*** Begin section ***

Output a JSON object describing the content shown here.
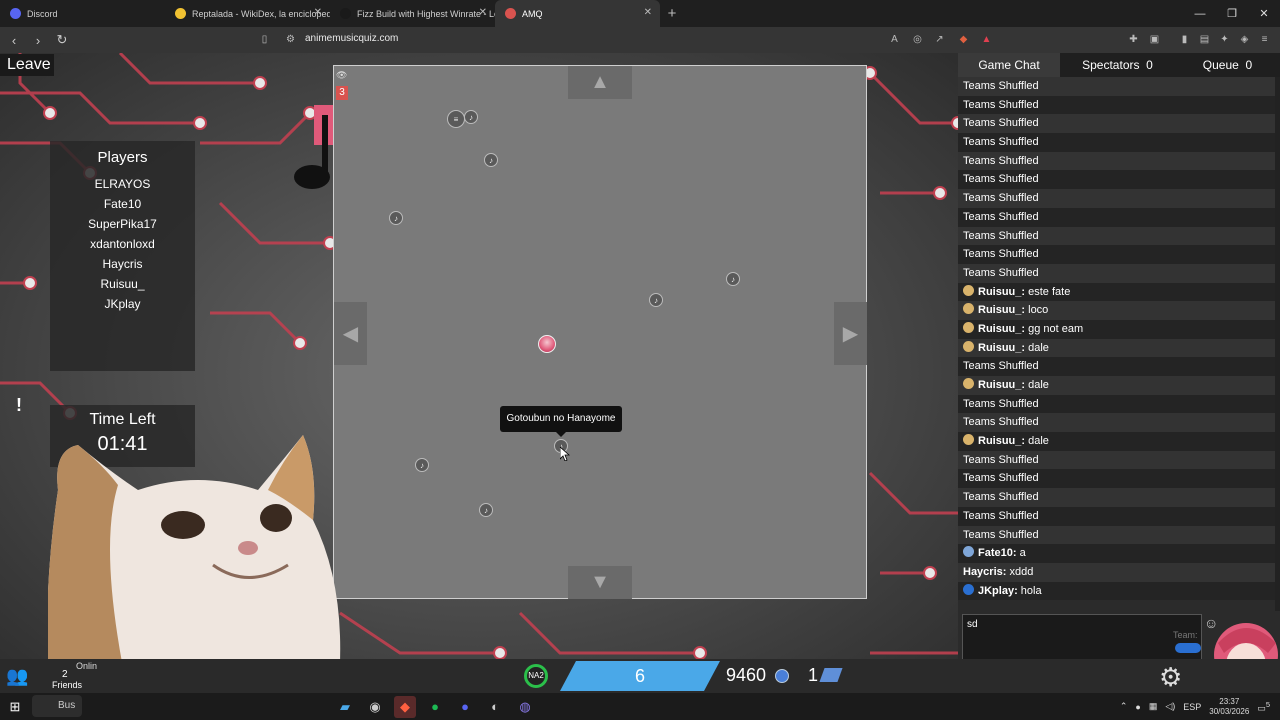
{
  "browser": {
    "tabs": [
      {
        "title": "Discord",
        "color": "#5865f2",
        "active": false,
        "closable": false
      },
      {
        "title": "Reptalada - WikiDex, la enciclopedia",
        "color": "#f1c232",
        "active": false,
        "closable": true
      },
      {
        "title": "Fizz Build with Highest Winrate - Lol",
        "color": "#1a1a1a",
        "active": false,
        "closable": true
      },
      {
        "title": "AMQ",
        "color": "#d9534f",
        "active": true,
        "closable": true
      }
    ],
    "new_tab": "+",
    "url": "animemusicquiz.com",
    "window_controls": [
      "—",
      "❐",
      "✕"
    ]
  },
  "game": {
    "leave_label": "Leave",
    "players_title": "Players",
    "players": [
      "ELRAYOS",
      "Fate10",
      "SuperPika17",
      "xdantonloxd",
      "Haycris",
      "Ruisuu_",
      "JKplay"
    ],
    "alert_label": "!",
    "time_left_label": "Time Left",
    "time_left_value": "01:41",
    "board": {
      "count_badge": "3",
      "tooltip": "Gotoubun no Hanayome"
    }
  },
  "chat": {
    "tabs": [
      {
        "label": "Game Chat",
        "count": ""
      },
      {
        "label": "Spectators",
        "count": "0"
      },
      {
        "label": "Queue",
        "count": "0"
      }
    ],
    "messages": [
      {
        "who": "",
        "text": "Teams Shuffled",
        "badge": ""
      },
      {
        "who": "",
        "text": "Teams Shuffled",
        "badge": ""
      },
      {
        "who": "",
        "text": "Teams Shuffled",
        "badge": ""
      },
      {
        "who": "",
        "text": "Teams Shuffled",
        "badge": ""
      },
      {
        "who": "",
        "text": "Teams Shuffled",
        "badge": ""
      },
      {
        "who": "",
        "text": "Teams Shuffled",
        "badge": ""
      },
      {
        "who": "",
        "text": "Teams Shuffled",
        "badge": ""
      },
      {
        "who": "",
        "text": "Teams Shuffled",
        "badge": ""
      },
      {
        "who": "",
        "text": "Teams Shuffled",
        "badge": ""
      },
      {
        "who": "",
        "text": "Teams Shuffled",
        "badge": ""
      },
      {
        "who": "",
        "text": "Teams Shuffled",
        "badge": ""
      },
      {
        "who": "Ruisuu_:",
        "text": " este fate",
        "badge": "#d9b36b"
      },
      {
        "who": "Ruisuu_:",
        "text": " loco",
        "badge": "#d9b36b"
      },
      {
        "who": "Ruisuu_:",
        "text": " gg not eam",
        "badge": "#d9b36b"
      },
      {
        "who": "Ruisuu_:",
        "text": " dale",
        "badge": "#d9b36b"
      },
      {
        "who": "",
        "text": "Teams Shuffled",
        "badge": ""
      },
      {
        "who": "Ruisuu_:",
        "text": " dale",
        "badge": "#d9b36b"
      },
      {
        "who": "",
        "text": "Teams Shuffled",
        "badge": ""
      },
      {
        "who": "",
        "text": "Teams Shuffled",
        "badge": ""
      },
      {
        "who": "Ruisuu_:",
        "text": " dale",
        "badge": "#d9b36b"
      },
      {
        "who": "",
        "text": "Teams Shuffled",
        "badge": ""
      },
      {
        "who": "",
        "text": "Teams Shuffled",
        "badge": ""
      },
      {
        "who": "",
        "text": "Teams Shuffled",
        "badge": ""
      },
      {
        "who": "",
        "text": "Teams Shuffled",
        "badge": ""
      },
      {
        "who": "",
        "text": "Teams Shuffled",
        "badge": ""
      },
      {
        "who": "Fate10:",
        "text": " a",
        "badge": "#7fa6d8"
      },
      {
        "who": "Haycris:",
        "text": " xddd",
        "badge": ""
      },
      {
        "who": "JKplay:",
        "text": " hola",
        "badge": "#2a6fd1"
      }
    ],
    "input_value": "sd",
    "team_label": "Team:"
  },
  "bottombar": {
    "online_label": "Onlin",
    "friends_count": "2",
    "friends_label": "Friends",
    "level_badge": "NA2",
    "level": "6",
    "points": "9460",
    "tickets": "1"
  },
  "taskbar": {
    "search_label": "Bus",
    "language": "ESP",
    "time": "23:37",
    "date": "30/03/2026",
    "notifications": "5"
  },
  "colors": {
    "accent": "#4aa8e8",
    "level_ring": "#2bbf4a",
    "circuit_red": "#c04050"
  }
}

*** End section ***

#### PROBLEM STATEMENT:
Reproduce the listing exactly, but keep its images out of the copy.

#### SOLUTION BELOW:
Output a JSON object describing the content shown here.
{
  "browser": {
    "tabs": [
      {
        "title": "Discord",
        "color": "#5865f2",
        "active": false,
        "closable": false
      },
      {
        "title": "Reptalada - WikiDex, la enciclopedia",
        "color": "#f1c232",
        "active": false,
        "closable": true
      },
      {
        "title": "Fizz Build with Highest Winrate - Lol",
        "color": "#1a1a1a",
        "active": false,
        "closable": true
      },
      {
        "title": "AMQ",
        "color": "#d9534f",
        "active": true,
        "closable": true
      }
    ],
    "new_tab": "+",
    "url": "animemusicquiz.com",
    "window_controls": [
      "—",
      "❐",
      "✕"
    ]
  },
  "game": {
    "leave_label": "Leave",
    "players_title": "Players",
    "players": [
      "ELRAYOS",
      "Fate10",
      "SuperPika17",
      "xdantonloxd",
      "Haycris",
      "Ruisuu_",
      "JKplay"
    ],
    "alert_label": "!",
    "time_left_label": "Time Left",
    "time_left_value": "01:41",
    "board": {
      "count_badge": "3",
      "tooltip": "Gotoubun no Hanayome"
    }
  },
  "chat": {
    "tabs": [
      {
        "label": "Game Chat",
        "count": ""
      },
      {
        "label": "Spectators",
        "count": "0"
      },
      {
        "label": "Queue",
        "count": "0"
      }
    ],
    "messages": [
      {
        "who": "",
        "text": "Teams Shuffled",
        "badge": ""
      },
      {
        "who": "",
        "text": "Teams Shuffled",
        "badge": ""
      },
      {
        "who": "",
        "text": "Teams Shuffled",
        "badge": ""
      },
      {
        "who": "",
        "text": "Teams Shuffled",
        "badge": ""
      },
      {
        "who": "",
        "text": "Teams Shuffled",
        "badge": ""
      },
      {
        "who": "",
        "text": "Teams Shuffled",
        "badge": ""
      },
      {
        "who": "",
        "text": "Teams Shuffled",
        "badge": ""
      },
      {
        "who": "",
        "text": "Teams Shuffled",
        "badge": ""
      },
      {
        "who": "",
        "text": "Teams Shuffled",
        "badge": ""
      },
      {
        "who": "",
        "text": "Teams Shuffled",
        "badge": ""
      },
      {
        "who": "",
        "text": "Teams Shuffled",
        "badge": ""
      },
      {
        "who": "Ruisuu_:",
        "text": " este fate",
        "badge": "#d9b36b"
      },
      {
        "who": "Ruisuu_:",
        "text": " loco",
        "badge": "#d9b36b"
      },
      {
        "who": "Ruisuu_:",
        "text": " gg not eam",
        "badge": "#d9b36b"
      },
      {
        "who": "Ruisuu_:",
        "text": " dale",
        "badge": "#d9b36b"
      },
      {
        "who": "",
        "text": "Teams Shuffled",
        "badge": ""
      },
      {
        "who": "Ruisuu_:",
        "text": " dale",
        "badge": "#d9b36b"
      },
      {
        "who": "",
        "text": "Teams Shuffled",
        "badge": ""
      },
      {
        "who": "",
        "text": "Teams Shuffled",
        "badge": ""
      },
      {
        "who": "Ruisuu_:",
        "text": " dale",
        "badge": "#d9b36b"
      },
      {
        "who": "",
        "text": "Teams Shuffled",
        "badge": ""
      },
      {
        "who": "",
        "text": "Teams Shuffled",
        "badge": ""
      },
      {
        "who": "",
        "text": "Teams Shuffled",
        "badge": ""
      },
      {
        "who": "",
        "text": "Teams Shuffled",
        "badge": ""
      },
      {
        "who": "",
        "text": "Teams Shuffled",
        "badge": ""
      },
      {
        "who": "Fate10:",
        "text": " a",
        "badge": "#7fa6d8"
      },
      {
        "who": "Haycris:",
        "text": " xddd",
        "badge": ""
      },
      {
        "who": "JKplay:",
        "text": " hola",
        "badge": "#2a6fd1"
      }
    ],
    "input_value": "sd",
    "team_label": "Team:"
  },
  "bottombar": {
    "online_label": "Onlin",
    "friends_count": "2",
    "friends_label": "Friends",
    "level_badge": "NA2",
    "level": "6",
    "points": "9460",
    "tickets": "1"
  },
  "taskbar": {
    "search_label": "Bus",
    "language": "ESP",
    "time": "23:37",
    "date": "30/03/2026",
    "notifications": "5"
  },
  "colors": {
    "accent": "#4aa8e8",
    "level_ring": "#2bbf4a",
    "circuit_red": "#c04050"
  }
}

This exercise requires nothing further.